In 2010, a student at St. Mary’s College claimed that she was inappropriately touched by a Notre Dame football player. Four days later, Lizzie Seeberg committed suicide.
On Saturday, former Notre Dame linebacker Prince Shembo acknowledged at the Scouting Combine that he was the player Seeberg accused of impropriety. While denying the claim, Shembo admitted that he had some sort of involvement with Seeberg.
“I’m innocent,” Shembo told Michael Rothstein of ESPN.com. “I didn’t do anything. I’m, pretty much, I’m the one who ended it and pretty much told the girl that we should stop, that we shouldn’t be doing this and that’s what happened. So, I don’t know.”
Shembo said he has been asked about the incident by every team that has met with him in Indianapolis.
“I was like, ‘What’s going on?'” Shembo said of his reaction to the allegation; he reportedly was interviewed for the first time about the situation 15 days after Seeberg died. “I was a freshman. I don’t think games even started, and she was older than me. . . . I was like, ‘What?’ I was confused. They were asking me questions, and I didn’t know what they were talking about because I didn’t do anything.”
Shembo explained that he would have commented much sooner, but that Irish coach Brian Kelly instructed Shembo not to discuss it.
“I wanted to talk about it [then],” Shembo said. “I wanted to, but they had to keep everything confidential. Now that I’m out [of school], I can talk about it.”
It’s hard to tell whether the decision to instruct Shembo to say nothing was aimed at protecting Shembo, Seeberg, or the football program.
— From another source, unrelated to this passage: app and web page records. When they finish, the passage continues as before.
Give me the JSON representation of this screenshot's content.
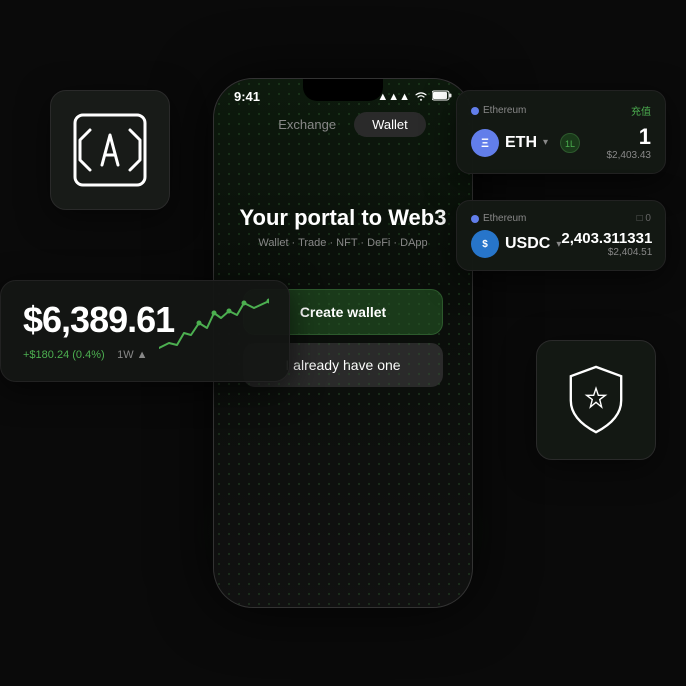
{
  "status_bar": {
    "time": "9:41",
    "signal": "●●●",
    "wifi": "WiFi",
    "battery": "Battery"
  },
  "tabs": {
    "exchange": "Exchange",
    "wallet": "Wallet"
  },
  "hero": {
    "title": "Your portal to Web3",
    "subtitle": "Wallet · Trade · NFT · DeFi · DApp"
  },
  "buttons": {
    "create_wallet": "Create wallet",
    "have_one": "I already have one"
  },
  "balance_card": {
    "amount": "$6,389.61",
    "change": "+$180.24 (0.4%)",
    "period": "1W ▲"
  },
  "eth_card": {
    "chain": "Ethereum",
    "token": "ETH",
    "amount": "1",
    "usd": "$2,403.43",
    "badge": "1L",
    "top_right": "充值"
  },
  "usdc_card": {
    "chain": "Ethereum",
    "token": "USDC",
    "amount": "2,403.311331",
    "usd": "$2,404.51"
  },
  "icon_card": {
    "symbol": "{[a]}"
  },
  "shield_card": {
    "label": "shield"
  }
}
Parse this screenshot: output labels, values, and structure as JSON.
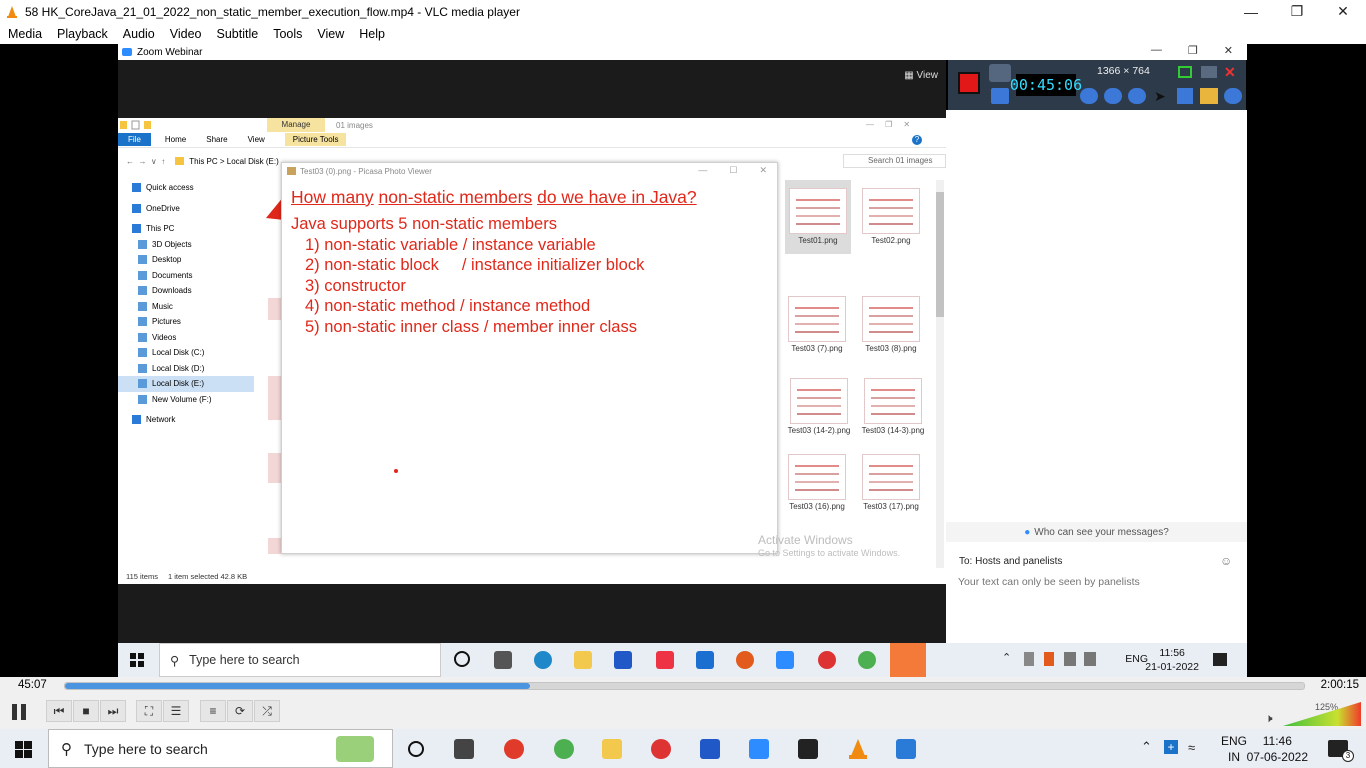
{
  "vlc": {
    "window_title": "58 HK_CoreJava_21_01_2022_non_static_member_execution_flow.mp4 - VLC media player",
    "menu": [
      "Media",
      "Playback",
      "Audio",
      "Video",
      "Subtitle",
      "Tools",
      "View",
      "Help"
    ],
    "time_elapsed": "45:07",
    "time_total": "2:00:15",
    "progress_fraction": 0.375,
    "volume_label": "125%",
    "volume_fraction": 1.0
  },
  "zoom": {
    "window_title": "Zoom Webinar",
    "view_label": "View"
  },
  "explorer": {
    "manage_tab": "Manage",
    "picture_tools": "Picture Tools",
    "folder_label": "01 images",
    "ribbon_tabs": [
      "File",
      "Home",
      "Share",
      "View"
    ],
    "address": "This PC  >  Local Disk (E:)",
    "search_placeholder": "Search 01 images",
    "nav": [
      {
        "label": "Quick access",
        "sub": false
      },
      {
        "label": "OneDrive",
        "sub": false
      },
      {
        "label": "This PC",
        "sub": false
      },
      {
        "label": "3D Objects",
        "sub": true
      },
      {
        "label": "Desktop",
        "sub": true
      },
      {
        "label": "Documents",
        "sub": true
      },
      {
        "label": "Downloads",
        "sub": true
      },
      {
        "label": "Music",
        "sub": true
      },
      {
        "label": "Pictures",
        "sub": true
      },
      {
        "label": "Videos",
        "sub": true
      },
      {
        "label": "Local Disk (C:)",
        "sub": true
      },
      {
        "label": "Local Disk (D:)",
        "sub": true
      },
      {
        "label": "Local Disk (E:)",
        "sub": true
      },
      {
        "label": "New Volume (F:)",
        "sub": true
      },
      {
        "label": "Network",
        "sub": false
      }
    ],
    "thumbnails": [
      "Test01.png",
      "Test02.png",
      "Test03 (7).png",
      "Test03 (8).png",
      "Test03 (14-2).png",
      "Test03 (14-3).png",
      "Test03 (16).png",
      "Test03 (17).png"
    ],
    "status_items": "115 items",
    "status_selected": "1 item selected  42.8 KB"
  },
  "picasa": {
    "title": "Test03 (0).png - Picasa Photo Viewer",
    "question_parts": [
      "How many",
      "non-static members",
      "do we have in Java?"
    ],
    "heading": "Java supports 5 non-static members",
    "items": [
      "1) non-static variable / instance variable",
      "2) non-static block     / instance initializer block",
      "3) constructor",
      "4) non-static method / instance method",
      "5) non-static inner class / member inner class"
    ]
  },
  "watermark": {
    "line1": "Activate Windows",
    "line2": "Go to Settings to activate Windows."
  },
  "recorder": {
    "time": "00:45:06",
    "resolution": "1366 × 764"
  },
  "chat": {
    "who_can_see": "Who can see your messages?",
    "to_label": "To:  Hosts and panelists",
    "input_placeholder": "Your text can only be seen by panelists"
  },
  "inner_taskbar": {
    "search": "Type here to search",
    "lang": "ENG",
    "time": "11:56",
    "date": "21-01-2022"
  },
  "taskbar": {
    "search": "Type here to search",
    "lang": "ENG",
    "region": "IN",
    "time": "11:46",
    "date": "07-06-2022",
    "notification_count": "3"
  }
}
It’s clear the Shembo believed his interests would have been served by addressing the situation.
“The reason I wanted to talk was just to clear up my name,” Shmebo said. “My name was in flames, pretty much.”
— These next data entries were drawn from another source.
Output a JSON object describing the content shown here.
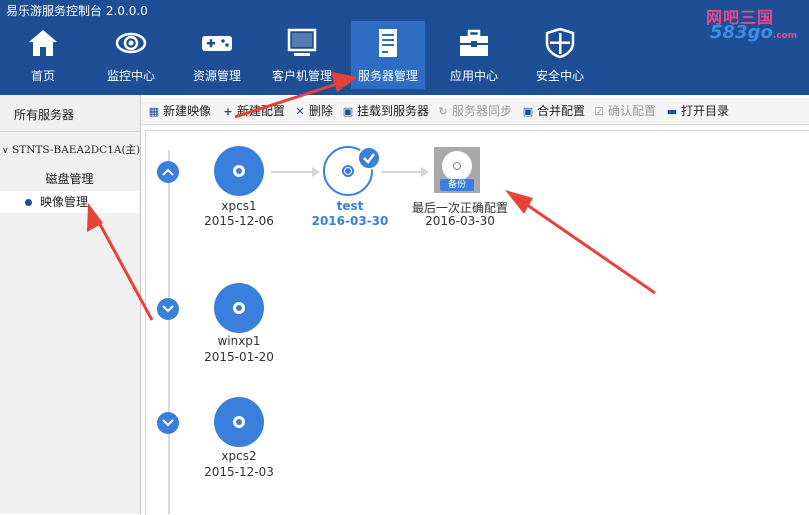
{
  "app": {
    "title": "易乐游服务控制台 2.0.0.0"
  },
  "watermark": {
    "top": "网吧三国",
    "bottom": "583go",
    "suffix": ".com"
  },
  "nav": {
    "items": [
      {
        "label": "首页",
        "icon": "home-icon"
      },
      {
        "label": "监控中心",
        "icon": "eye-icon"
      },
      {
        "label": "资源管理",
        "icon": "gamepad-icon"
      },
      {
        "label": "客户机管理",
        "icon": "monitor-icon"
      },
      {
        "label": "服务器管理",
        "icon": "server-document-icon",
        "active": true
      },
      {
        "label": "应用中心",
        "icon": "toolbox-icon"
      },
      {
        "label": "安全中心",
        "icon": "shield-icon"
      }
    ]
  },
  "sidebar": {
    "all_servers": "所有服务器",
    "server_name": "STNTS-BAEA2DC1A(主)",
    "disk_management": "磁盘管理",
    "image_management": "映像管理"
  },
  "toolbar": {
    "new_image": "新建映像",
    "new_config": "新建配置",
    "delete": "删除",
    "mount_to_server": "挂载到服务器",
    "server_sync": "服务器同步",
    "merge_config": "合并配置",
    "confirm_config": "确认配置",
    "open_dir": "打开目录"
  },
  "images": [
    {
      "nodes": [
        {
          "name": "xpcs1",
          "date": "2015-12-06"
        },
        {
          "name": "test",
          "date": "2016-03-30",
          "current": true
        },
        {
          "name": "最后一次正确配置",
          "date": "2016-03-30",
          "badge": "备份"
        }
      ]
    },
    {
      "nodes": [
        {
          "name": "winxp1",
          "date": "2015-01-20"
        }
      ]
    },
    {
      "nodes": [
        {
          "name": "xpcs2",
          "date": "2015-12-03"
        }
      ]
    }
  ],
  "colors": {
    "header": "#1e4f96",
    "accent": "#3a7fdc",
    "annotation": "#e8413a"
  }
}
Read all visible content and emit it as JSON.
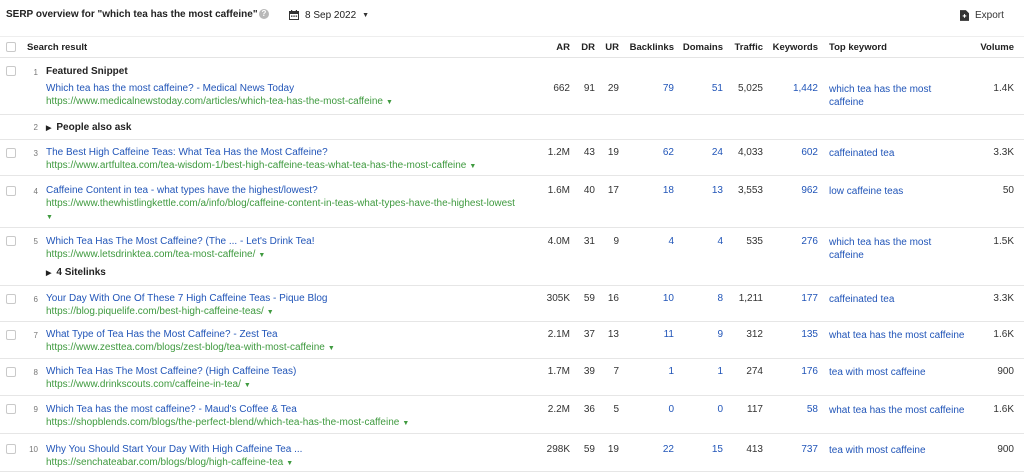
{
  "header": {
    "title": "SERP overview for \"which tea has the most caffeine\"",
    "help_glyph": "?",
    "date": "8 Sep 2022",
    "export_label": "Export"
  },
  "columns": {
    "search_result": "Search result",
    "ar": "AR",
    "dr": "DR",
    "ur": "UR",
    "backlinks": "Backlinks",
    "domains": "Domains",
    "traffic": "Traffic",
    "keywords": "Keywords",
    "top_keyword": "Top keyword",
    "volume": "Volume"
  },
  "rows": [
    {
      "position": "1",
      "feature_label": "Featured Snippet",
      "title": "Which tea has the most caffeine? - Medical News Today",
      "url": "https://www.medicalnewstoday.com/articles/which-tea-has-the-most-caffeine",
      "ar": "662",
      "dr": "91",
      "ur": "29",
      "backlinks": "79",
      "domains": "51",
      "traffic": "5,025",
      "keywords": "1,442",
      "top_keyword_line1": "which tea has the most",
      "top_keyword_line2": "caffeine",
      "volume": "1.4K"
    },
    {
      "position": "2",
      "label": "People also ask"
    },
    {
      "position": "3",
      "title": "The Best High Caffeine Teas: What Tea Has the Most Caffeine?",
      "url": "https://www.artfultea.com/tea-wisdom-1/best-high-caffeine-teas-what-tea-has-the-most-caffeine",
      "ar": "1.2M",
      "dr": "43",
      "ur": "19",
      "backlinks": "62",
      "domains": "24",
      "traffic": "4,033",
      "keywords": "602",
      "top_keyword_line1": "caffeinated tea",
      "top_keyword_line2": "",
      "volume": "3.3K"
    },
    {
      "position": "4",
      "title": "Caffeine Content in tea - what types have the highest/lowest?",
      "url": "https://www.thewhistlingkettle.com/a/info/blog/caffeine-content-in-teas-what-types-have-the-highest-lowest",
      "ar": "1.6M",
      "dr": "40",
      "ur": "17",
      "backlinks": "18",
      "domains": "13",
      "traffic": "3,553",
      "keywords": "962",
      "top_keyword_line1": "low caffeine teas",
      "top_keyword_line2": "",
      "volume": "50"
    },
    {
      "position": "5",
      "title": "Which Tea Has The Most Caffeine? (The ... - Let's Drink Tea!",
      "url": "https://www.letsdrinktea.com/tea-most-caffeine/",
      "ar": "4.0M",
      "dr": "31",
      "ur": "9",
      "backlinks": "4",
      "domains": "4",
      "traffic": "535",
      "keywords": "276",
      "top_keyword_line1": "which tea has the most",
      "top_keyword_line2": "caffeine",
      "volume": "1.5K",
      "sitelinks_label": "4 Sitelinks"
    },
    {
      "position": "6",
      "title": "Your Day With One Of These 7 High Caffeine Teas - Pique Blog",
      "url": "https://blog.piquelife.com/best-high-caffeine-teas/",
      "ar": "305K",
      "dr": "59",
      "ur": "16",
      "backlinks": "10",
      "domains": "8",
      "traffic": "1,211",
      "keywords": "177",
      "top_keyword_line1": "caffeinated tea",
      "top_keyword_line2": "",
      "volume": "3.3K"
    },
    {
      "position": "7",
      "title": "What Type of Tea Has the Most Caffeine? - Zest Tea",
      "url": "https://www.zesttea.com/blogs/zest-blog/tea-with-most-caffeine",
      "ar": "2.1M",
      "dr": "37",
      "ur": "13",
      "backlinks": "11",
      "domains": "9",
      "traffic": "312",
      "keywords": "135",
      "top_keyword_line1": "what tea has the most caffeine",
      "top_keyword_line2": "",
      "volume": "1.6K"
    },
    {
      "position": "8",
      "title": "Which Tea Has The Most Caffeine? (High Caffeine Teas)",
      "url": "https://www.drinkscouts.com/caffeine-in-tea/",
      "ar": "1.7M",
      "dr": "39",
      "ur": "7",
      "backlinks": "1",
      "domains": "1",
      "traffic": "274",
      "keywords": "176",
      "top_keyword_line1": "tea with most caffeine",
      "top_keyword_line2": "",
      "volume": "900"
    },
    {
      "position": "9",
      "title": "Which Tea has the most caffeine? - Maud's Coffee & Tea",
      "url": "https://shopblends.com/blogs/the-perfect-blend/which-tea-has-the-most-caffeine",
      "ar": "2.2M",
      "dr": "36",
      "ur": "5",
      "backlinks": "0",
      "domains": "0",
      "traffic": "117",
      "keywords": "58",
      "top_keyword_line1": "what tea has the most caffeine",
      "top_keyword_line2": "",
      "volume": "1.6K"
    },
    {
      "position": "10",
      "title": "Why You Should Start Your Day With High Caffeine Tea ...",
      "url": "https://senchateabar.com/blogs/blog/high-caffeine-tea",
      "ar": "298K",
      "dr": "59",
      "ur": "19",
      "backlinks": "22",
      "domains": "15",
      "traffic": "413",
      "keywords": "737",
      "top_keyword_line1": "tea with most caffeine",
      "top_keyword_line2": "",
      "volume": "900"
    }
  ]
}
And here’s one way that unionization would help a college football player. The union would have the ability to bargain with the school for a procedure that provides the player with specific protections in situations like this — up to and including the ability to talk about something publicly that the coach is directing him not to talk about.